WASHINGTON (AP) -- President Bush on Wednesday criticized Democrats in Congress for their approach to dealing with the nation's housing crisis and soaring energy prices and called anew for an extension of expiring tax cuts and government wiretapping authority.
Bush met at the White House with Republican leaders of Congress and then critiqued the Democrats' strategy for dealing with major problems.
He pledged to veto a broad housing rescue package moving through the House. The White House contends it is a burdensome bailout that would open taxpayers to too much risk, even though the bill includes some elements the administration supports. Instead, he pushed for an alternative bill backed by Republicans.
House Speaker Nancy Pelosi responded with her own critique of Bush's position.
"American families confronting foreclosure deserve better from the president than a veto threat," said Pelosi, D-Calif. "They deserve the House's bipartisan housing plan that will protect the American dream of home ownership."
The Democrats' measure, aimed at preventing foreclosures, would have the government step in to insure up to $300 billion in new mortgages for distressed homeowners. A House vote is expected by Thursday.
On gas prices, Bush again asserted that he understands the pinch on typical families. He pushed for steps that critics say would offer little help anytime in the short term, such as encouraging construction of oil refineries and allowing more oil drilling in areas where it is now precluded.
"No doubt about it, we're deeply concerned about the high price of gasoline," Bush said alongside House Republican leaders.
He said if Congress was worried about the impact that soaring gas prices were having on citizens, it would urge the construction of new domestic refineries and allow for environmentally friendly energy exploration in the United States.
Bush has long called for opening the Arctic National Wildlife Refuge in Alaska to oil development, and has chastised Congress for repeatedly blocking the proposal, which is strongly opposed by environmentalists, most Democrats and a few moderate Republicans.
Energy experts believe the refuge's likely 11 billion barrels of oil - pumped at just under 1 million barrels a day - would send a signal of increased U.S. interest in domestic energy production. However, in the long run, it likely would not significantly impact oil or gasoline prices. And it would have little impact on today's prices.
Oil futures blasted to a new record near $123 a barrel Tuesday, gaining momentum as investors bought on a forecast of much higher prices and on any news hinting at supply shortages.

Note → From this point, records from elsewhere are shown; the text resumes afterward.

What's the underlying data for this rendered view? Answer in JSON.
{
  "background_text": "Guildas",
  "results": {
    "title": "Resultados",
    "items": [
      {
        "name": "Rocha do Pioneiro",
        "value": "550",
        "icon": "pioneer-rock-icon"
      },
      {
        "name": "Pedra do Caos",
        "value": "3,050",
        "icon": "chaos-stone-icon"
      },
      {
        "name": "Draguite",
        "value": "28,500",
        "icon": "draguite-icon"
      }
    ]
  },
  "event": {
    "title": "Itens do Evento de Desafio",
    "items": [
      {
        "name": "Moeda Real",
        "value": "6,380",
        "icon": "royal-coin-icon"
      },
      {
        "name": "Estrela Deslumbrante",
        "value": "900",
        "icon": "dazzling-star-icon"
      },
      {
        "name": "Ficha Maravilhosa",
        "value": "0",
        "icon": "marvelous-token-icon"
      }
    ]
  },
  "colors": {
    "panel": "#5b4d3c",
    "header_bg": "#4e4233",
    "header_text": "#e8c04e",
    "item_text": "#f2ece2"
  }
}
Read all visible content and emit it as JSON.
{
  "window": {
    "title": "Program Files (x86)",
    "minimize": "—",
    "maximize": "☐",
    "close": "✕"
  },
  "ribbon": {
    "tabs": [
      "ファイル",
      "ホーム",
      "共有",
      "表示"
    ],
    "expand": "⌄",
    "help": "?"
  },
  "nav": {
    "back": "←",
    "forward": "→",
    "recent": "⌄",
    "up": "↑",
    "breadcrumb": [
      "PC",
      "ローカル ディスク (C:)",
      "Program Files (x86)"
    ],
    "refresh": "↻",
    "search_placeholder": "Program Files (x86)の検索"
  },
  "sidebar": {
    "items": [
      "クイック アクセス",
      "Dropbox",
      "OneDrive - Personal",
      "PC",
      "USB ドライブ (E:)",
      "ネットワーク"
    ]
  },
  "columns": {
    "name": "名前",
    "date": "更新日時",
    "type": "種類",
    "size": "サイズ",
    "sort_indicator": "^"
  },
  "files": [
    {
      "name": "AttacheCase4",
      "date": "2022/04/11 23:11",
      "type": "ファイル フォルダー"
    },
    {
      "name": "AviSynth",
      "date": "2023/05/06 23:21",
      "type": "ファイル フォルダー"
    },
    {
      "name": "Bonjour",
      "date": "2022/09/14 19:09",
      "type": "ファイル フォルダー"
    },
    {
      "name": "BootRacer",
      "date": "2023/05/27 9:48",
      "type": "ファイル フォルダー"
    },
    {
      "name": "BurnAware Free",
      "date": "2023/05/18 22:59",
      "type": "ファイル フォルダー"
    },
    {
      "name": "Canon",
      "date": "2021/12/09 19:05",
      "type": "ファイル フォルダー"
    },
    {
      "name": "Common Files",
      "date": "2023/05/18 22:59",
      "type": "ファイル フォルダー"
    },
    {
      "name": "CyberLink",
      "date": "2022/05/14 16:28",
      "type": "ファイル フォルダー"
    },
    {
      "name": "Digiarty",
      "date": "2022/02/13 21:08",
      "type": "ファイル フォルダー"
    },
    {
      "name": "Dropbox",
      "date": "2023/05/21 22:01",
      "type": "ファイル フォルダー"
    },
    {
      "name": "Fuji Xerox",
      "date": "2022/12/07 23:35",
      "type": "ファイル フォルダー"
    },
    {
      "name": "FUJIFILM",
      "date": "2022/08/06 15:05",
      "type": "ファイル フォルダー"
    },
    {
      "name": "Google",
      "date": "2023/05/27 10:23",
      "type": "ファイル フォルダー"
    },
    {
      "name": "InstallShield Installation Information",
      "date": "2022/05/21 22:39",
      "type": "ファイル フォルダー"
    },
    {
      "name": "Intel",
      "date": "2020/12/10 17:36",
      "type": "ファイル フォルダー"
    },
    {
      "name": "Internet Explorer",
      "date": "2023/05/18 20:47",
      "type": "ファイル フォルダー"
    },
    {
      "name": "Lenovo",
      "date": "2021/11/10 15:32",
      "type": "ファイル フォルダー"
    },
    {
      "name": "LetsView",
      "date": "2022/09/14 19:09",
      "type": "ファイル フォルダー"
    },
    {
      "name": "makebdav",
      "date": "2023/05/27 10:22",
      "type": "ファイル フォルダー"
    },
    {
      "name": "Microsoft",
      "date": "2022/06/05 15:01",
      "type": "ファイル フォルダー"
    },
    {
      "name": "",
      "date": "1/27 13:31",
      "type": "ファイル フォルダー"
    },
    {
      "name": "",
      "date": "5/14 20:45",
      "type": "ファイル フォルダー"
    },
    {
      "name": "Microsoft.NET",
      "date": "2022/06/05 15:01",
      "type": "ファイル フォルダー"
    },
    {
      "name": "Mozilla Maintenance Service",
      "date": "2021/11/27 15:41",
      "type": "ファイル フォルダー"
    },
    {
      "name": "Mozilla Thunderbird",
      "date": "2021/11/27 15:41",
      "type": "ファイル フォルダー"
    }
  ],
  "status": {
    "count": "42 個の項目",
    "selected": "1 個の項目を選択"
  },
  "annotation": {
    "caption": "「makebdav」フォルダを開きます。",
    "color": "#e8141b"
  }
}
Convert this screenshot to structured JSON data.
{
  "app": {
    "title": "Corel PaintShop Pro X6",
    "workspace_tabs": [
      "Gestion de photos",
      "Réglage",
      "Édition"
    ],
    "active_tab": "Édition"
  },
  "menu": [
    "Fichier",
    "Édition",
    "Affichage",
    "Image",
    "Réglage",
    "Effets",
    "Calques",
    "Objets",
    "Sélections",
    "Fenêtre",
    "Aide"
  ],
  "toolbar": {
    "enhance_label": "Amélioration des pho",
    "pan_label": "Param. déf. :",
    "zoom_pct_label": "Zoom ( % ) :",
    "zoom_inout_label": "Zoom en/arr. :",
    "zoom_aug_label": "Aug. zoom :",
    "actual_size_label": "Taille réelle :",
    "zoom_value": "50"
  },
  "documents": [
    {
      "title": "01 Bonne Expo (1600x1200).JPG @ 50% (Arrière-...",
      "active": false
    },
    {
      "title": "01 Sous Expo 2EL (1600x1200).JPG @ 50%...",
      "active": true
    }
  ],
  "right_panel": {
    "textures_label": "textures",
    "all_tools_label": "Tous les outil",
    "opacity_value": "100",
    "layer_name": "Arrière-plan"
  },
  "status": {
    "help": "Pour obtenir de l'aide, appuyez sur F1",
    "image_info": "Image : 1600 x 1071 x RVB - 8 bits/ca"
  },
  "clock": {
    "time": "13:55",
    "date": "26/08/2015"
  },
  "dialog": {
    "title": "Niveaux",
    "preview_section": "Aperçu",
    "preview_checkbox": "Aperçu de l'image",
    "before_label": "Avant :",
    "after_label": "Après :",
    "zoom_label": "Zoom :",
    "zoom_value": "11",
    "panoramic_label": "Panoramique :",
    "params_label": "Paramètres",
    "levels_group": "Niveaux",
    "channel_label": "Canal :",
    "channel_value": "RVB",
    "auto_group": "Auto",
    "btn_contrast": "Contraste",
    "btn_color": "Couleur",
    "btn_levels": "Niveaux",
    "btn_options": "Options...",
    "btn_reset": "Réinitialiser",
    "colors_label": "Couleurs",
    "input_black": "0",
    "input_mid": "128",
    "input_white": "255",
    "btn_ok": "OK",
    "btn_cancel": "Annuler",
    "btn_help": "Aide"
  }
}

Retail gas prices edged lower, but appeared poised to rise to new records of their own in coming weeks.
The president also pushed again for priority legislation that has been stalled on Capitol Hill for weeks - a potential free-trade deal with Colombia, and a government eavesdropping bill designed to target the communications of suspected terrorists.